The 10mp pinnacle of Canon's IXUS range...
In a market dominated by a ‘more pixels are better’ philosophy the IXUS 900 Ti is undeniable one of the leaders of the pack with its 10mp sensor. But is ‘more’ really ‘better’?
If you look beyond the headline-grabbing 10mp resolution and DIGIC III processor it’s fair to say the IXUS 900 Ti isn’t that revolutionary in its feature-set. The zoom covers a modest 37-111mm range, with no real wideangle or telephoto capabilities, and being an IXUS the emphasis is on automatic capture, so we get a host of scene modes rather than program and aperture or shutter priority. The ISO covers a useful 80 -1600 range, extendable to ISO 3200 (at a lower resolution) using the ‘Hi ISO’ scene mode.

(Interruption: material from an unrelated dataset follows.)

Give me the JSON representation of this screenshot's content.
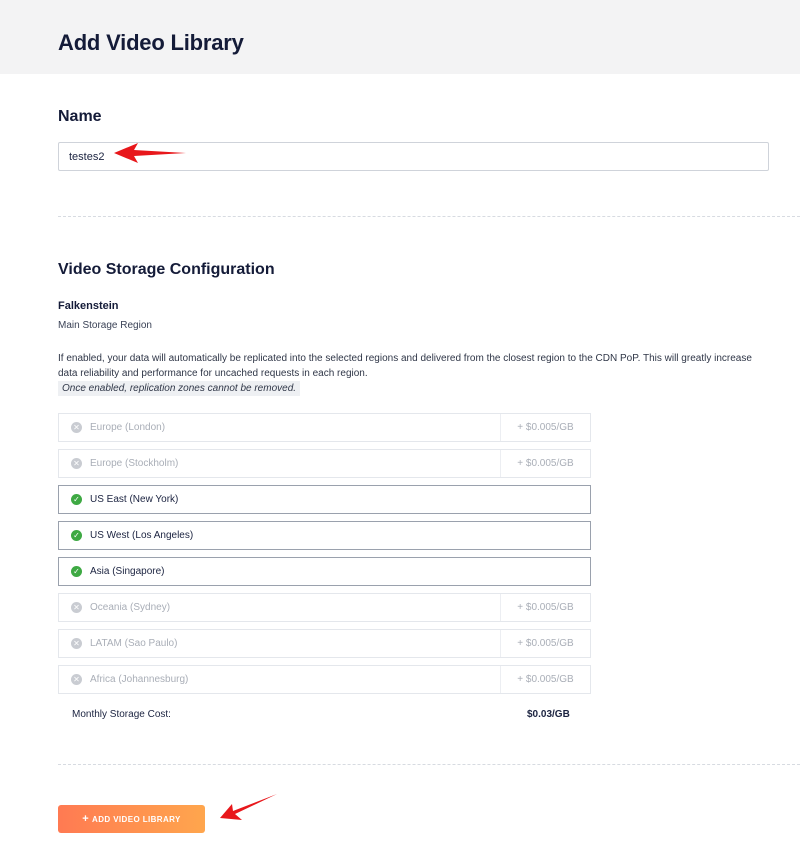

As the ‘Ti’ suggests, the curvy body is constructed from warm-silver Titanium with a compact control cluster on the back that includes a five-position mode selector that doubles as a resting place for your thumb. Shots can be framed on the high-resolution 2.5in LCD or through the optical viewfinder, but the latter is far from satisfactory – comparable, in fact, to my old Box Brownie.
The style of Canon’s IXUS models is often matched by a fine performance and the 900 Ti doesn’t buck this trend, with a super-quick start up, fast and accurate AF system and a shot-to-shot speed that never keeps you waiting. Playback is also pleasant, with only the slightest delay between the highest resolution images that can be excused given their 10mp size.
At the start of this review I asked whether more pixels are better, and with the IXUS 900 Ti the answer has to be an emphatic ‘no’. The main problem is noise, which can be seen in images taken as low as ISO 200 when you enlarge them on screen. Although this doesn’t translate to A4 prints it sets the precedent as the ISO is increased, and above ISO 400 in-camera noise reduction begins to desaturate images and obscure detail while failing to remove all the image texture. Although the exposures and white balance are superb, for me there are too many pixels in too small a space – and that compromises quality.
The IXUS 900 Ti is a fantastic camera to use, but this doesn’t outweigh the high noise and low detail delivered by a sensor that has more pixels than it needs.